Q. 1. I frequently hear the mention of Saint Jude among my Catholic friends. Does Saint Jude has a special role in the Catholic Church?
A. 1. First of all, it should be said that Jude is clearly distinguished from Judas Iscariot, another apostle and later the betrayer of Jesus. Both "Jude" and "Judas" are translations of the name ???da? in the Greek original New Testament, which in turn is a Greek variant of Judah (Y'hudah), a name which was common among Jews at the time. In most Bibles in languages other than English and French, Jude and Judas are referred to by the same name.
According to the New Testament, Jude was one of the Twelve Apostles of Jesus. He is generally identified with Thaddeus, and is also variously called Jude of James, Jude Thaddaeus, Judas Thaddaeus or Lebbaeus.
Reference to Saint Jude in found in the Gospel of Mark (3:18) and Matthew’s (10:3), where he is referred to as Thaddeus (a surname meaning “amiable or “loving”), possibly in part to distinguish him from Judas Iscariot, our Lord’s betrayer!
The Armenian Apostolic Church honors Thaddeus along with Saint Bartholomew as its patron saints. In the Roman Catholic Church, he is the patron saint of desperate cases and lost causes.
He is also often shown in icons with a flame around his head. This represents his presence at Pentecost, when he received the Holy Spirit with the other apostles. Another common attribute is Jude holding an image of Jesus Christ, in the image of Edessa. In some instances, he may be shown with a scroll or a book (the Epistle of Jude) or holding a carpenter's rule.

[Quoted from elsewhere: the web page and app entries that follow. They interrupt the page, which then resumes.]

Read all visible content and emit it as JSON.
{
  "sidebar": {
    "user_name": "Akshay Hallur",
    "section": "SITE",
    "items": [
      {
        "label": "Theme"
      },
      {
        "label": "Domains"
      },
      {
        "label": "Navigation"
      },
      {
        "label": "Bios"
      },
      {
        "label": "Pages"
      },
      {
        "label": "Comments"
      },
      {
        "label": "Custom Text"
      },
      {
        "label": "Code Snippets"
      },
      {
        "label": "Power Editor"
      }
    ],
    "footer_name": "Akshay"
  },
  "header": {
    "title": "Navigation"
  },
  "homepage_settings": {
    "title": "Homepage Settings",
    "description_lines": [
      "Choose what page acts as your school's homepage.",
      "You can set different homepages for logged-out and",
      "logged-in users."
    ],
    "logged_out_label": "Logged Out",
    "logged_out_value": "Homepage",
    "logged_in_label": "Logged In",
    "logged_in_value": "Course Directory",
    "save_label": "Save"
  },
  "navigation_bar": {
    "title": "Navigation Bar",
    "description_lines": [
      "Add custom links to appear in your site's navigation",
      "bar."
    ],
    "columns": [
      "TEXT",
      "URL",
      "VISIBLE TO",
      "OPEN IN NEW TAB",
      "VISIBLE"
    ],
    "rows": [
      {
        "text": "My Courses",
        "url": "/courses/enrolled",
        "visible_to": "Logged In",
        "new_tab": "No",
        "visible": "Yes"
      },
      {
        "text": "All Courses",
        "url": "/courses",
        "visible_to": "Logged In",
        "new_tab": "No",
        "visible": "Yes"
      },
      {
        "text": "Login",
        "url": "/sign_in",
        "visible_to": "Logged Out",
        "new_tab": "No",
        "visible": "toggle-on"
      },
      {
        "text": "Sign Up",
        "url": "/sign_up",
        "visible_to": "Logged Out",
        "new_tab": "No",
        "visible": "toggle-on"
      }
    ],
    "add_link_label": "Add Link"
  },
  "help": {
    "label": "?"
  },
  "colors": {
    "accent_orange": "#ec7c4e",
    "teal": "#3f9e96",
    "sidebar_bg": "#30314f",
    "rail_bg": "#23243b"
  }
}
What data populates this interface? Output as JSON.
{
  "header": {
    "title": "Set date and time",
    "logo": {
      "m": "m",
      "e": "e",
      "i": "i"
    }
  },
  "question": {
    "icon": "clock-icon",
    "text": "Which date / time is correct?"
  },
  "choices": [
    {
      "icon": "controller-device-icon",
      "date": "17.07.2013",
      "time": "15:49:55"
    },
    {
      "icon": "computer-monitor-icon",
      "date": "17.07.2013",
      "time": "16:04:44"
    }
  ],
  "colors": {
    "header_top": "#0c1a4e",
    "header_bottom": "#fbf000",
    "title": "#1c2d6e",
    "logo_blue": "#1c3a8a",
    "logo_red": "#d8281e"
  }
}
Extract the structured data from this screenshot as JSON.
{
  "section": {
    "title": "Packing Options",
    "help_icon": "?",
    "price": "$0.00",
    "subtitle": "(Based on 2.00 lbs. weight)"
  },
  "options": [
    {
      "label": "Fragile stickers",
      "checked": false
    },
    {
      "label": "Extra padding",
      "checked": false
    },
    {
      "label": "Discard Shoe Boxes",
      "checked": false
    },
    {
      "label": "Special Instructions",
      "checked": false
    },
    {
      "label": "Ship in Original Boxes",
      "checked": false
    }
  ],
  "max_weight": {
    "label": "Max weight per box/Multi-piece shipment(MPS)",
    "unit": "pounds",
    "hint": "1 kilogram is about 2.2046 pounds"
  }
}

St. Jude is said to have preached the gospel in such regions as Judea, Samaria, Libya, and Mesopotamia, before suffering martyrdom in Armenia, which was then part of Persia.